might be about life
might just be about sailing
I’ve sailed upon this wilderness all my life
This sea has taught me everything I’ve learned
It’s taken from me everything I ever had
And all I ever had has been returned
Hard weather howled horizon to horizon
Tackle overboard and lost for good
Fearsome creatures prowling in my wake each day
Sun and stars still found me when they could
So many islands green and fair crossed my bow
So many times I thought to go ashore
But not one held the port I knew awaited me
One by one they fell astern forevermore
The time has come to furl my sails and ship the oars
Time to end this life on brine and foam
My time’s been spent in just the way it should have been
And now’s the time, and now, oh now I’m home
I begged Best Beloved to add an extra week to this trip north.
If I hadn’t done that, we’d have left for home this morning.
I’m having a hard time finding the joy.

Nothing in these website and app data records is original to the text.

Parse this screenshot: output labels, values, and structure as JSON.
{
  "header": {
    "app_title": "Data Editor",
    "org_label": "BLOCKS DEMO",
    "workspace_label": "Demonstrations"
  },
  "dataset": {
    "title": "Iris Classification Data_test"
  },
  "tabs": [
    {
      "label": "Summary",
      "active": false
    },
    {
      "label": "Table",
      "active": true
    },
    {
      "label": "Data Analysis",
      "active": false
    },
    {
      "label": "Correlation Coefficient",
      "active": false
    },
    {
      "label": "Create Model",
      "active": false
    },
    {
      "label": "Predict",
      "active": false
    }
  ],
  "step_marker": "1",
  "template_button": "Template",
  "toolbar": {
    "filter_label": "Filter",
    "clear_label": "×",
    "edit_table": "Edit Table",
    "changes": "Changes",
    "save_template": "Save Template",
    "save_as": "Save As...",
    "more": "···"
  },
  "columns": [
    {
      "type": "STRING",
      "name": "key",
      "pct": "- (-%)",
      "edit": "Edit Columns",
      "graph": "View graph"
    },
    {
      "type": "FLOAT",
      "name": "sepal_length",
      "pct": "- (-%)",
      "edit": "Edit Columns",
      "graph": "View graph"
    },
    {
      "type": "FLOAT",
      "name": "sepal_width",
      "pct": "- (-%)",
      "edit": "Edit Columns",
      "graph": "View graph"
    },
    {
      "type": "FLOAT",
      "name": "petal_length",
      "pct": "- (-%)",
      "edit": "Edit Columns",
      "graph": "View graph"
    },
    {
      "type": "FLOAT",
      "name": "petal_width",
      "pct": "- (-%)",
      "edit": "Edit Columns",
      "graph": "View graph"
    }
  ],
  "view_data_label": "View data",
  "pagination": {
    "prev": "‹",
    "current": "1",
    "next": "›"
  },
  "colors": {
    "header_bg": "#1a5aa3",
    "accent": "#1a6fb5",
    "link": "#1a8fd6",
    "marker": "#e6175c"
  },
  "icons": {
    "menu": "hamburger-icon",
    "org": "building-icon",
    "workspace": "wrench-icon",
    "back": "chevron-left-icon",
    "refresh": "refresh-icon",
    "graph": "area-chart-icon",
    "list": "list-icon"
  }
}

I made a bunch of changes to my online life the weeks before we left home and I’ve found myself more than bored.
I haven’t been bored in 15 years.

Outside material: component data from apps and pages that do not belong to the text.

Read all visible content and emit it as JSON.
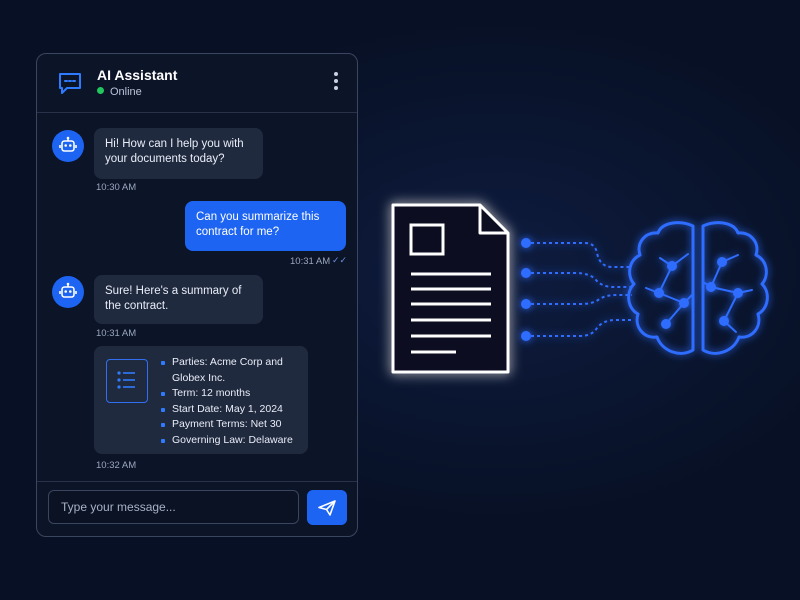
{
  "chat": {
    "title": "AI Assistant",
    "status": "Online",
    "messages": [
      {
        "sender": "bot",
        "text": "Hi! How can I help you with your documents today?",
        "time": "10:30 AM"
      },
      {
        "sender": "user",
        "text": "Can you summarize this contract for me?",
        "time": "10:31 AM",
        "read_receipt": "✓✓"
      },
      {
        "sender": "bot",
        "text": "Sure! Here's a summary of the contract.",
        "time": "10:31 AM"
      }
    ],
    "summary": {
      "items": [
        "Parties: Acme Corp and Globex Inc.",
        "Term: 12 months",
        "Start Date: May 1, 2024",
        "Payment Terms: Net 30",
        "Governing Law: Delaware"
      ],
      "time": "10:32 AM"
    },
    "input": {
      "placeholder": "Type your message...",
      "value": ""
    }
  },
  "icons": {
    "header": "chat-bubble-icon",
    "menu": "kebab-menu-icon",
    "avatar": "robot-icon",
    "summary": "list-icon",
    "send": "paper-plane-icon",
    "illustration_left": "document-icon",
    "illustration_right": "brain-circuit-icon"
  },
  "colors": {
    "background": "#071024",
    "accent": "#1d64f2",
    "online": "#22c55e",
    "bot_bubble": "#202a3e",
    "glow": "#2f6dff"
  }
}
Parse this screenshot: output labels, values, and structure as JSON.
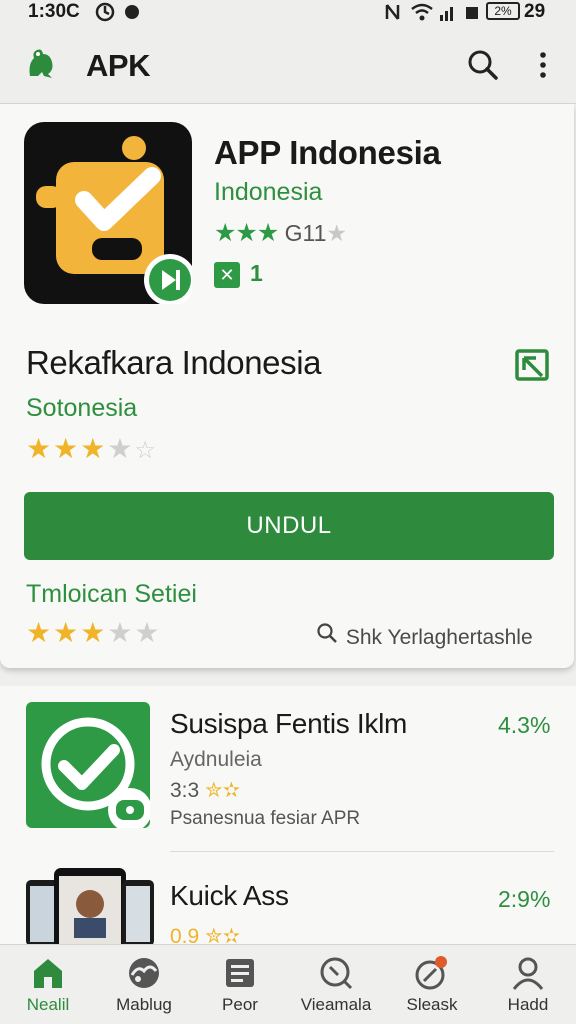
{
  "status_bar": {
    "time": "1:30C",
    "battery_text": "2%",
    "battery_level": "29"
  },
  "app_bar": {
    "title": "APK",
    "logo_icon": "frog-logo-icon",
    "search_icon": "search-icon",
    "more_icon": "more-vert-icon"
  },
  "featured": {
    "name": "APP Indonesia",
    "developer": "Indonesia",
    "rating_text": "G11",
    "installs": "1",
    "stars_filled": 3
  },
  "detail": {
    "title": "Rekafkara Indonesia",
    "subtitle": "Sotonesia",
    "rating": 3,
    "install_button": "UNDUL",
    "review_title": "Tmloican Setiei",
    "review_rating": 3,
    "search_note": "Shk Yerlaghertashle"
  },
  "list": [
    {
      "name": "Susispa Fentis Iklm",
      "percent": "4.3%",
      "developer": "Aydnuleia",
      "rating": "3:3",
      "meta": "Psanesnua fesiar APR"
    },
    {
      "name": "Kuick Ass",
      "percent": "2:9%",
      "rating": "0.9"
    }
  ],
  "bottom_nav": [
    {
      "label": "Nealil",
      "icon": "home-icon",
      "active": true
    },
    {
      "label": "Mablug",
      "icon": "games-icon",
      "active": false
    },
    {
      "label": "Peor",
      "icon": "news-icon",
      "active": false
    },
    {
      "label": "Vieamala",
      "icon": "explore-icon",
      "active": false
    },
    {
      "label": "Sleask",
      "icon": "rocket-icon",
      "active": false
    },
    {
      "label": "Hadd",
      "icon": "profile-icon",
      "active": false
    }
  ],
  "colors": {
    "accent": "#2e8b3d",
    "star": "#f0b429",
    "icon_yellow": "#f2b43a"
  }
}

Things are complicated by an injury to my right foot that makes walking excruciating. Otherwise I’d take long walks every day, enjoying the beauty.
There’s always going for a drive. In my socks.
Jake Calcutta’s first story is going well. Fully outlined. I’ve written 1,500 words so far, and that’s just quickdraft. I’m pleased with how it’s coming out, though it’s not the Edgar Rice Burroughs clone I was hoping for. Maybe I’m not Edgar Rice Burroughs. Maybe I’m me.
I climb the stairs, avoiding the few creaky ones I’m used to avoiding coming down. Soft-soled shoes help, but I know whoever is up there will hear the slightest noise.
Every time they rummage, stumble, make any noise, I take an extra step. My slow climb is taking minutes that feel like hours.
I miss, or rather, don’t miss, one of the creaks. The noise above stops abruptly and a figure dressed in black appears at the top of the stairs.
My assailant, male I think, rushes me, probably trying to push me backward down the stairs.
I quash the instinct to fight back. Instead, I drop to my stomach, arms flailing above me.
I catch an ankle.
Then I catch a knee in the back as he tumbles over me.
By the time I turn and scamper back down, he’s lying motionless on the floor.
Before I even check for a pulse, I pull the ski mask off his head.
It’s more of a shock than when I first realized someone had broken into my home.
Finding that pulse matters now.
Though we still think of ourselves as nomads, it’s time for a home, at least for a while. We’ve been renting rooms from a couple here in New Jersey. We’d like to stay in this area.
Continue reading “House Hunt”